● EXERCISE AIM: Your answer is a copy of every line in the records where "Export" appears.

● GIVEN DATA:
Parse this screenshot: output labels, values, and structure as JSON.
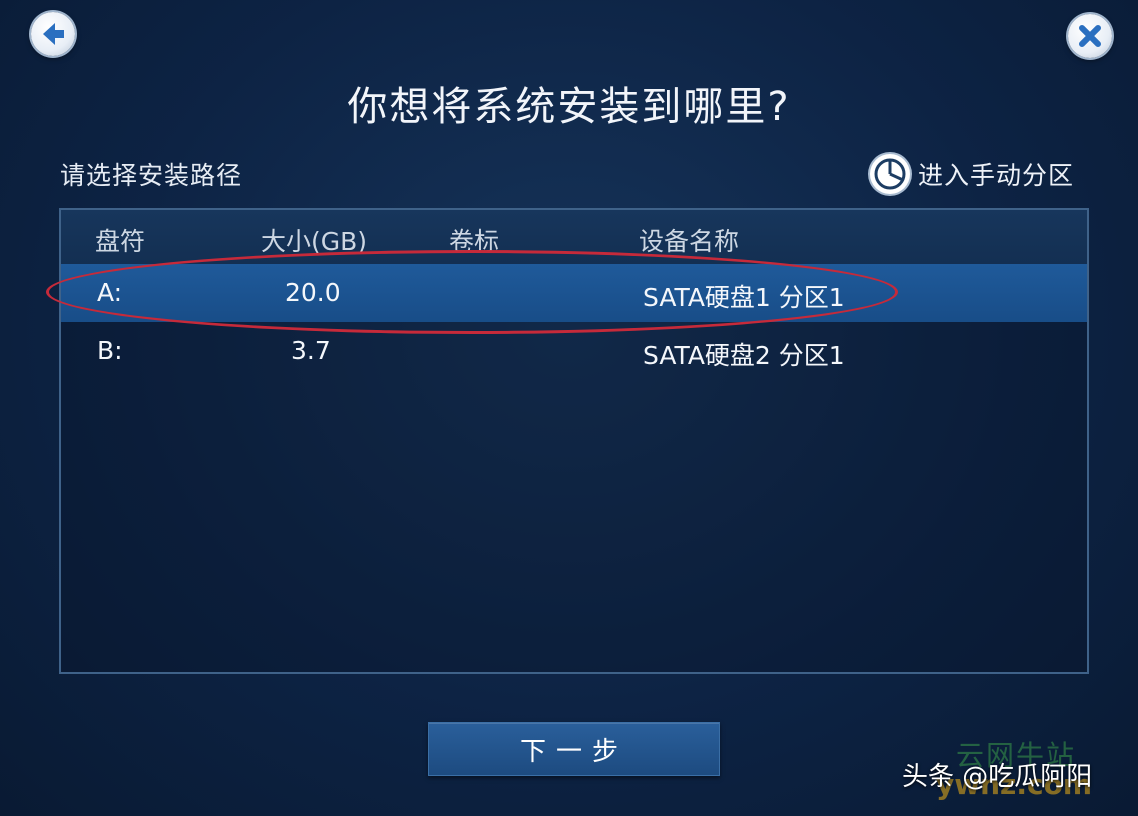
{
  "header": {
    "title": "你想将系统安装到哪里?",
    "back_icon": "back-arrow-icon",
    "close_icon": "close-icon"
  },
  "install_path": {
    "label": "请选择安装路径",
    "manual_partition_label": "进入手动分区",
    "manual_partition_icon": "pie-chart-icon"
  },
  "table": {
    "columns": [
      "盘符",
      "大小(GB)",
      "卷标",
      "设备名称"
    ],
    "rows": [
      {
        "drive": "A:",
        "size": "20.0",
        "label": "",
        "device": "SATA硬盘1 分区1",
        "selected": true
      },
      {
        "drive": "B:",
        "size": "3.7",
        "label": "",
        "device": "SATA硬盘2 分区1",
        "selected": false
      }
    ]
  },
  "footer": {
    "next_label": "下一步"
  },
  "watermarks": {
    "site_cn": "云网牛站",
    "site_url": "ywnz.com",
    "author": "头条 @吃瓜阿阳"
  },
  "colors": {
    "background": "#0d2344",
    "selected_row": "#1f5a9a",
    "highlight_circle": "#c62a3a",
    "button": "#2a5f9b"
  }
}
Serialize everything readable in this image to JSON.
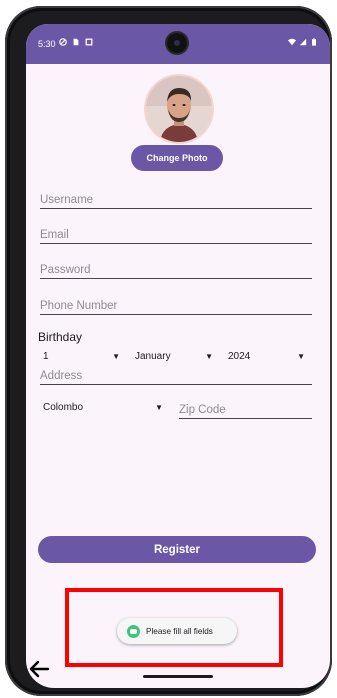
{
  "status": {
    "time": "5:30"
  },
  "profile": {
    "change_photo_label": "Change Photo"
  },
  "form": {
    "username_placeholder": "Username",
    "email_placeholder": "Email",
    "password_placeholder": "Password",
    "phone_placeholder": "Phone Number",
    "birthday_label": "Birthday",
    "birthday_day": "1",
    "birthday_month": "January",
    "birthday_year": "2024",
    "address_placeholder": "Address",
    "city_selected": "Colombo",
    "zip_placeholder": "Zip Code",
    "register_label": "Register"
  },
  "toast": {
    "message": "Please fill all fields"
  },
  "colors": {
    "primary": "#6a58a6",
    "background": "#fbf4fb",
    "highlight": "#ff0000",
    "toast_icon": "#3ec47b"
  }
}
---
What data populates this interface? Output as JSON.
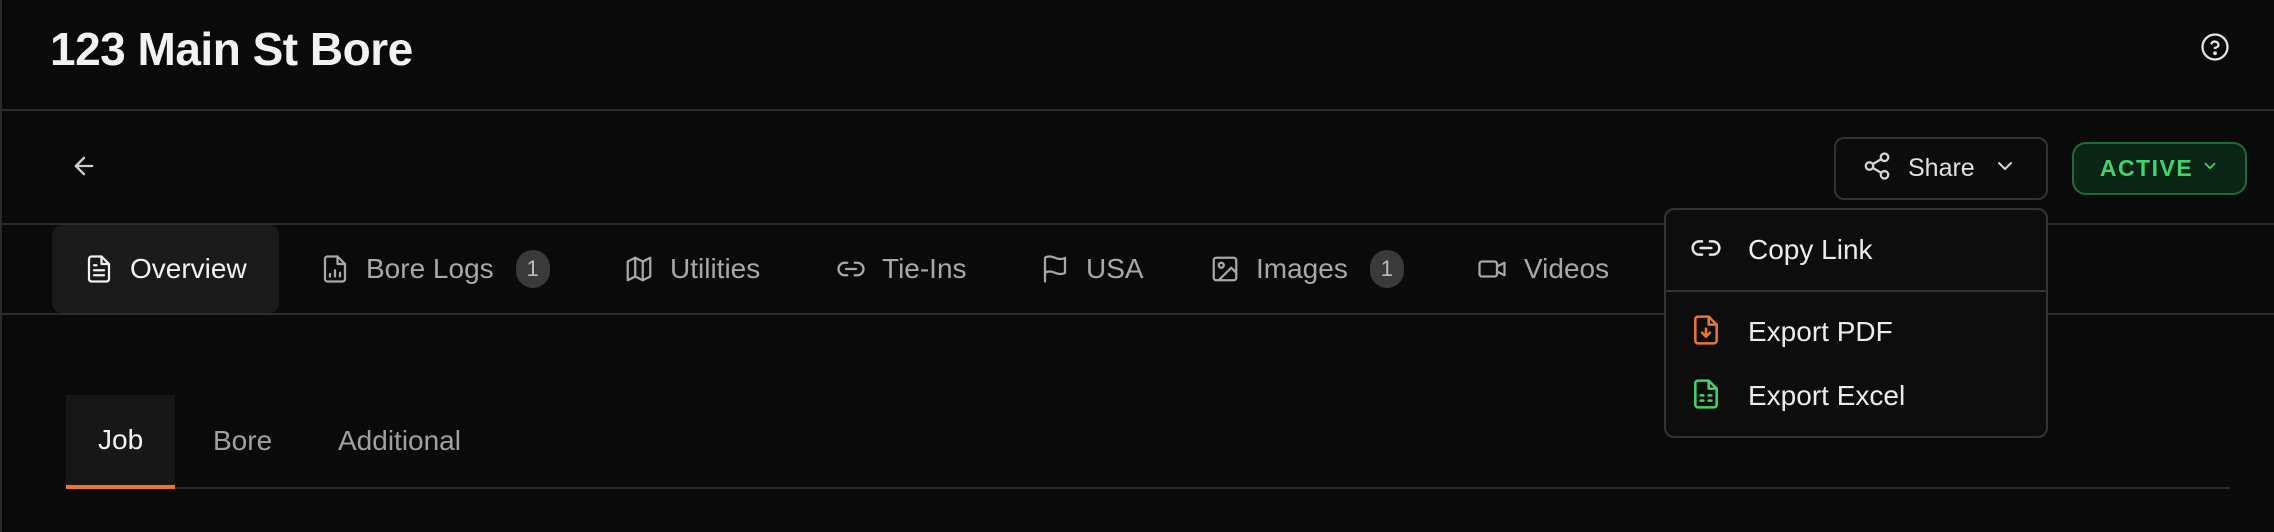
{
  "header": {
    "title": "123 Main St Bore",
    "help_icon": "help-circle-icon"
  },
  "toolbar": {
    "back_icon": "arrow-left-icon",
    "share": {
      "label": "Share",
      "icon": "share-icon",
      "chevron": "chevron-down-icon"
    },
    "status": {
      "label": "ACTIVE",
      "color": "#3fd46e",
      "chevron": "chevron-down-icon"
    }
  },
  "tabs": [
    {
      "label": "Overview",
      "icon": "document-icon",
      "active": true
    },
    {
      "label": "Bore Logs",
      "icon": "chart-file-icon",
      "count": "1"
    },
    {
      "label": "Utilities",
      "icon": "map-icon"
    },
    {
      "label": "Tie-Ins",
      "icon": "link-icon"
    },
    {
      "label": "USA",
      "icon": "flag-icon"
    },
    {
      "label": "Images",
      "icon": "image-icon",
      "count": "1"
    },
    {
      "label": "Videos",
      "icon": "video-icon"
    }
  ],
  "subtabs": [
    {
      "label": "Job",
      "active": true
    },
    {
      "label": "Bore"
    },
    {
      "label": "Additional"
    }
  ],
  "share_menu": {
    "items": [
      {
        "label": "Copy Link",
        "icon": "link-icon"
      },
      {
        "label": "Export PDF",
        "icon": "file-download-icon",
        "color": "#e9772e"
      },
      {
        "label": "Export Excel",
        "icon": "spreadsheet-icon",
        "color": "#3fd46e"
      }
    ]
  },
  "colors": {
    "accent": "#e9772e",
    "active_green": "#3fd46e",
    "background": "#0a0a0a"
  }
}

● ANSWER TO THE PROBLEM:
        "label": "Export PDF",
        "label": "Export Excel",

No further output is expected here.